I seen a tv show this week here in the U.S.A on Dingo's in Australia. Man they look so much like a domestic dog and don't seam to run from man when in countered ? Are they that much of a wild animal ? Do you guys in Australia trap them? Is there a season or need special permit? What size traps and sets work ? Any value for there fur ? Can you tell just by looking at them that they are not a Domestic dog or is it that you know they are a dingo because of the remote location were you seen them or harvested them at? Any pictures if dingos would be great. Thanks.
Haven't been on t man for quite a while but better late than never!
The dingos in the show were probably filmed in some area where they are protected or used to humans. There are some places (such as Fraser Island) where they caus trouble with campers and have even attacked children.
Dingoes in areas where they are hunted are as much of a wild animal as a coyote or wolf.
The politics and status of dingoes is much debated. On one hand they are a native animal that is the natural predator but on the other they were actually introduced by people around 5-10 thousand years ago - so are they really native?
The other aspect is impact on agriculture which is huge - studies put the figure up towards $100million per year.

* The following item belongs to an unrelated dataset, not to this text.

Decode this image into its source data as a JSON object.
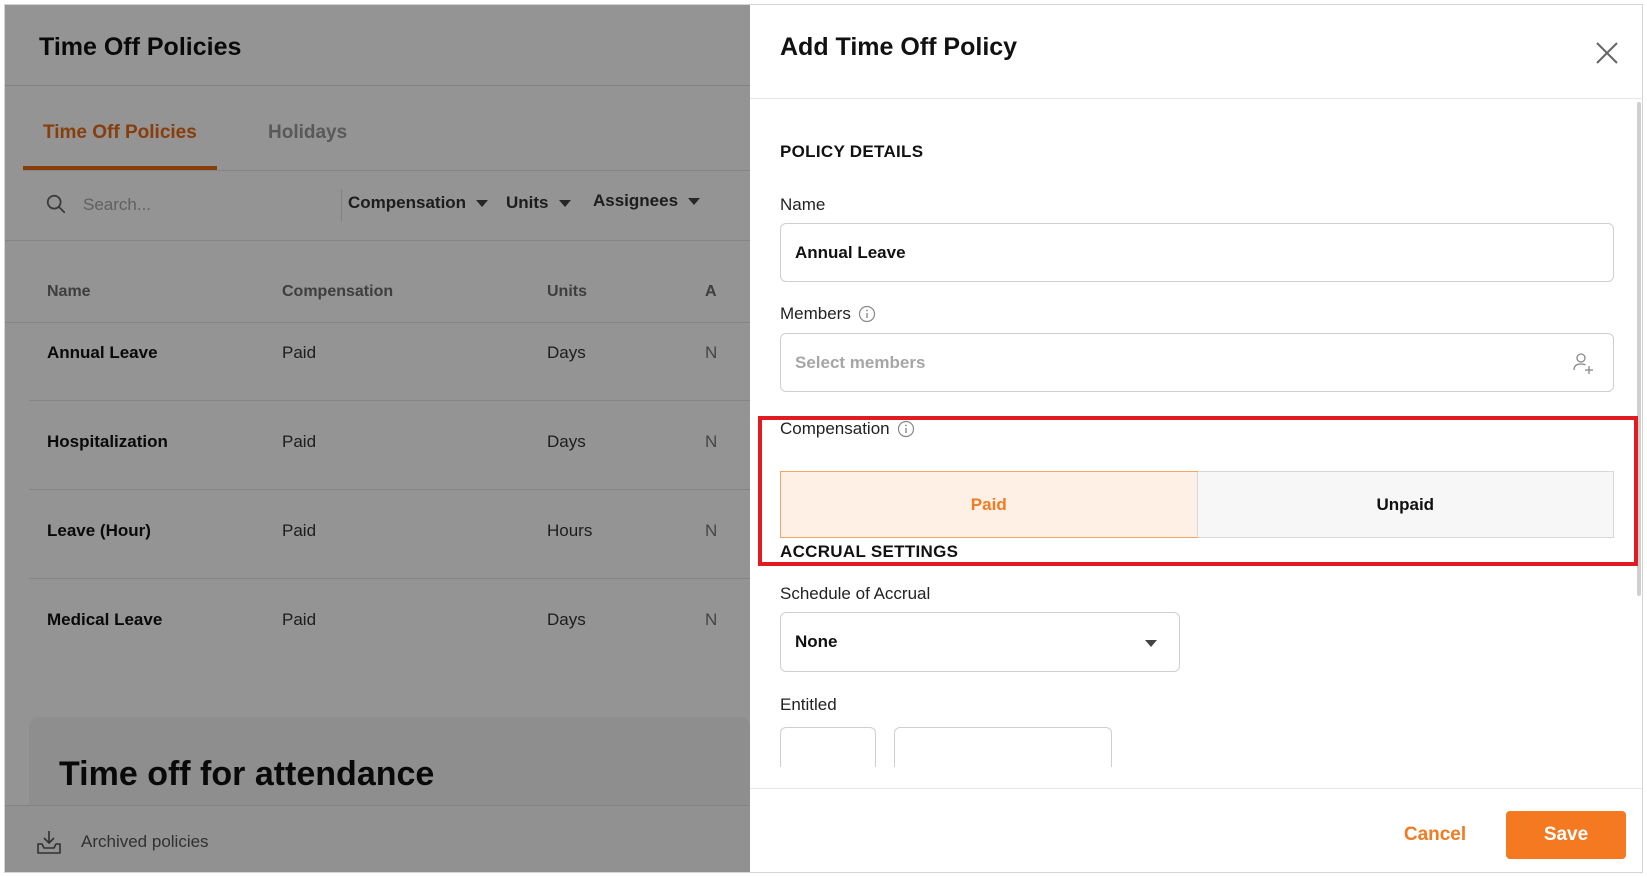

Then there is the hybridisation issue. Domestic dogs have been wandering and breeding with dingoes for 200 years now so the dingo population is becoming hybridised. One state has listed the dingo as a threatened species because of this and it is protected but also unprotected and a declared pest animal at the same time!
The dingo is often protected in national parks but free to shoot and trap on private land.
We use predator type sets and anything that would catch a coyote or wolf would also work for dingoes. Mostly we use scent post and flat sets but some dirt holes too. The dirt holes have only really been widely used since internet times.
We have our own Aussie traps but these days it's mostly coyote traps or repurposed beaver traps like Bridger #5.
They do have a particular look that you get used to and it's kinda like being able to tell a coyote from a husky even though they are superficially the same size and colour.